Je trimbale mon appareil seulement pour prendre des marches, sans point d’arrivée précis, capturant les composantes du trajet et c’est au développement qu’elles m’apparaissent en ramassis, c’est donc à moi de les démêler et leur donner un sens quelconque.

My series of photographic experiments is directly based on the essence of ephemeral and transitory spaces. The space-time in which I work is sometimes mine, sometimes common. And alone in these wanderings, I end up a part of these transition canals, becoming temporary myself.

The photos translate this state through their visual layers. A photo bears witness to many states, people, moments, all independent from one another within the multiple exposure that assembles them.

I carry my camera only when going on walks, with no precise point of arrival, capturing the components of the path, and it is during the developing process that they appear to me in a jumble, it is then my role to unravel them and give them any meaning.

A Photographic Walk on Eclectic Territories

A translation of the interview with Justine Lacoste,
conducted by Filémon Brault-Archambeault

    Teleported to the middle of a field in Lachute, I begin my incursion in Justine Lacoste’s world. The breeze makes the grass vibrate as it passes through and brings to my ears the airy choir of a Linda Perhacs song. Straddling a Ski-Doo in the height of summer, I follow the wind and its music across the sky until I encounter a flee market. The tables are full of trinkets and random objects: a vinyl by Jean-Pierre Ferland; a small glow-in-the-dark statue of the virgin Mary; a copy of Philémon, the comics. I pick up an old camera and stick my eye against the viewfinder: from then on, the world will be in black and white, and everything will get superimposed, in transparency.

J: It’s an Anscoflex. A medium format, an argentic camera. I bought it still new at a flee market in the countryside. It’s like a disposable camera but from the ‘50s, (…) for people who didn’t know how to take pictures. When you wind it up, it’s manually. So you can superimpose infinitely. It’s tricky because I never know what will come out. It’s just… the surprise.

F: What manipulations do you make after capturing the image?

J: When I receive them, they’re almost blank. I feel as though I was digging in the picture. I said digging, but actually it’s more like unravelling. It’s like a game, within contrasts, I’ll look for what sticks out, and sometimes faces will appear. It’s ephemeral because the face that appears (…) could have never been found. And all the other faces evaporate.

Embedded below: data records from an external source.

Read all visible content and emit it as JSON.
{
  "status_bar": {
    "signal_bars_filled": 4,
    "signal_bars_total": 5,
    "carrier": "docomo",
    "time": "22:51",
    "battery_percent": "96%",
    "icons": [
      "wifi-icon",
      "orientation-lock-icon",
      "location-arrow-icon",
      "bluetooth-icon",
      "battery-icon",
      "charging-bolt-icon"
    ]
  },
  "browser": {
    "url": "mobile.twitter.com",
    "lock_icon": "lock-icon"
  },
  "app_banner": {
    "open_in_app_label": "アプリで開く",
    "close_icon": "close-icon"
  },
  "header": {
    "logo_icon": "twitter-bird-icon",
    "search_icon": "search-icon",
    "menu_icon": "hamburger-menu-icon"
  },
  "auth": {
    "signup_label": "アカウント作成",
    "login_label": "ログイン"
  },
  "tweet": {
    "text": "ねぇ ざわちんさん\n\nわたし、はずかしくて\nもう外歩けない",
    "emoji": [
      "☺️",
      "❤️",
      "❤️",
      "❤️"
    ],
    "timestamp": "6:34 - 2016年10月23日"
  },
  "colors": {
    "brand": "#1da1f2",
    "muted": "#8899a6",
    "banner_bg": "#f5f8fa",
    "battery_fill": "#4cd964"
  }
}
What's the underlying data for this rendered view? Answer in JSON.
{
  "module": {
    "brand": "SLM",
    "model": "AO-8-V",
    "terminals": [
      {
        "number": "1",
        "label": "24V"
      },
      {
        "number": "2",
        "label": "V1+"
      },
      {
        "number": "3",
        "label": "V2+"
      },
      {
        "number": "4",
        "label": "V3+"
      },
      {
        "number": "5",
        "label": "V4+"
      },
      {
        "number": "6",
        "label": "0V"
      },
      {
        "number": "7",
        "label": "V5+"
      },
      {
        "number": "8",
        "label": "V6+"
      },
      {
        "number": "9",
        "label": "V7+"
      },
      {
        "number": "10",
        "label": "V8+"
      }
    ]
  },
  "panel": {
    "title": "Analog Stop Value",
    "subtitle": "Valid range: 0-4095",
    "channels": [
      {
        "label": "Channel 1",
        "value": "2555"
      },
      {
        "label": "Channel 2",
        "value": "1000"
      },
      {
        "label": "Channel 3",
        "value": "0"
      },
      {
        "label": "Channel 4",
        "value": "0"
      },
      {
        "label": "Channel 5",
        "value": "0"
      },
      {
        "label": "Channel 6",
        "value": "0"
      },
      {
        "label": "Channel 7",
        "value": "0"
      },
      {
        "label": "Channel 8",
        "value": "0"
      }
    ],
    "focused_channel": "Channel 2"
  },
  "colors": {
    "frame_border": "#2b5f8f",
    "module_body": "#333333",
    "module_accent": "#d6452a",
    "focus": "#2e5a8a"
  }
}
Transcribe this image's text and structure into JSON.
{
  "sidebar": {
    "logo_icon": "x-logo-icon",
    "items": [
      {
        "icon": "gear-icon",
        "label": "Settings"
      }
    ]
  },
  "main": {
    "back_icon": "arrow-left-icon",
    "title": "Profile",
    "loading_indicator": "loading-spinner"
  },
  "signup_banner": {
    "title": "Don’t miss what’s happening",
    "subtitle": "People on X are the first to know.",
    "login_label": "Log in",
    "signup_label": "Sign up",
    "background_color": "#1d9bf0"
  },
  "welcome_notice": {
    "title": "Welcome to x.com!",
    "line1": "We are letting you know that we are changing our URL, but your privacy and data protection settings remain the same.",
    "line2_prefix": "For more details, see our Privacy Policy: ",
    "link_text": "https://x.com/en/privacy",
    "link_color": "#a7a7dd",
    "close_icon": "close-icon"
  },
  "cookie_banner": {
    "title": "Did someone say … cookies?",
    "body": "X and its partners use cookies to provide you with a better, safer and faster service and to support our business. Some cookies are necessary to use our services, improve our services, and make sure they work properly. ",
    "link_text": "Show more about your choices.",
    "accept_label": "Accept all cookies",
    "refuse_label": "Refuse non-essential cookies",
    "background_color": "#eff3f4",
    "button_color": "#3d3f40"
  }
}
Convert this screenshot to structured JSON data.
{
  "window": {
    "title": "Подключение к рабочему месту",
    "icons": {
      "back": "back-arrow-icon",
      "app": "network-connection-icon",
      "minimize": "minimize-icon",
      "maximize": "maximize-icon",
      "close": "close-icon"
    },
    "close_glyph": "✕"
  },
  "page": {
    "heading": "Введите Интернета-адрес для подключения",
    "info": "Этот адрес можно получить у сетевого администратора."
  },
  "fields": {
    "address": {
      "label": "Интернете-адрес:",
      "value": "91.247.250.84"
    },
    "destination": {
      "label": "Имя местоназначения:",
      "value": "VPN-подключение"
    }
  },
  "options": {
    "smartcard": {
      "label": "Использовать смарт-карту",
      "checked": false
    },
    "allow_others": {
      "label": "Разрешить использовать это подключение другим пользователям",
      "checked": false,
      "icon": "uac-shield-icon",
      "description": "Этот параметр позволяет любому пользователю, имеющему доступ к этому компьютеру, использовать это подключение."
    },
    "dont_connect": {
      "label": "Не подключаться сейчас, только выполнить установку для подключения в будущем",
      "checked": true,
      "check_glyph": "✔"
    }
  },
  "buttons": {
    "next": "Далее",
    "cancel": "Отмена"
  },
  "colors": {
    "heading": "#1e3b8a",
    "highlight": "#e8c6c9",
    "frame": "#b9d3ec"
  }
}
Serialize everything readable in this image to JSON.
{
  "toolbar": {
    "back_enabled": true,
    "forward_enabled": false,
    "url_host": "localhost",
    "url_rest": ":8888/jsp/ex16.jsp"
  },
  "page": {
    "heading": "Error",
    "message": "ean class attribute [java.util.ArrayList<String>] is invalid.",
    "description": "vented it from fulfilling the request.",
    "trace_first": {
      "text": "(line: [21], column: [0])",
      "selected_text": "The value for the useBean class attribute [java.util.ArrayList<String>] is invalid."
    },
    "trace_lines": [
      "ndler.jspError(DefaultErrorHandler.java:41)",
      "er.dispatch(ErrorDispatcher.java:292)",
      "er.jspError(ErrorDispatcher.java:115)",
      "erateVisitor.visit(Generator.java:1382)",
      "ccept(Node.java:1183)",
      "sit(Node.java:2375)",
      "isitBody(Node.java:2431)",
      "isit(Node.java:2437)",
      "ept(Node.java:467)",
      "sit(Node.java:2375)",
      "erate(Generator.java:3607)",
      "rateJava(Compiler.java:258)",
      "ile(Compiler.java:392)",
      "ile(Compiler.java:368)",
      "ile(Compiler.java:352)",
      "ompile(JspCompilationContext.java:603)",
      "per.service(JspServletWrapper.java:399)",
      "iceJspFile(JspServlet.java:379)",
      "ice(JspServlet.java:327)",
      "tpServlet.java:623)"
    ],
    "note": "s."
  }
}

There’s always a glow around them that makes them disintegrate.

    Justine’s photographs tell the nostalgic relation to rurality of an artist who moved from the village to the city – a “countryside melancholy”, as she liked to describe. She points her lens to the architectural spaces she encounters daily, but inevitably feels the need to add faces to them, be they familiar or not. Through these random superimpositions, she lets bodies become marked by their environments.

J: I often go on photographic walks. During these walks, you never really go anywhere. In this context of walks that don’t really have a goal, (…) I highlight spaces that are not important. For instance, a staircase. Staircases aren’t important, it’s a canal, from A to B.

(speaking of the photograph at the bottom of p. 11)

I was in this phase where I had just arrived in town, I was trying to be more open, I didn’t know anyone. There were two guys smoking on this table – I thought they were so beautiful! This one had something special… this photo is so intimate: he’s looking at me, half-naked, with his legs and his cigarette too. (…) The superimposition – here, there’s a house. And over there, see, there’s a window. (…) I like that there’s a lot of movement, too.

F: For me too, movement in this photo is something that stood out. Which makes me think: you also have a practice as a filmmaker. Can you tell me about it?

J: What I make with video (…) is surrealist fiction. By working with so many different media, the craftsmanship is never the same, but there is always an element of confusion. I would like to incorporate these photos to cinema, translating them as moving images. (…) I would like for them to become a story, but all along (…), there would only be strata of images, in movement.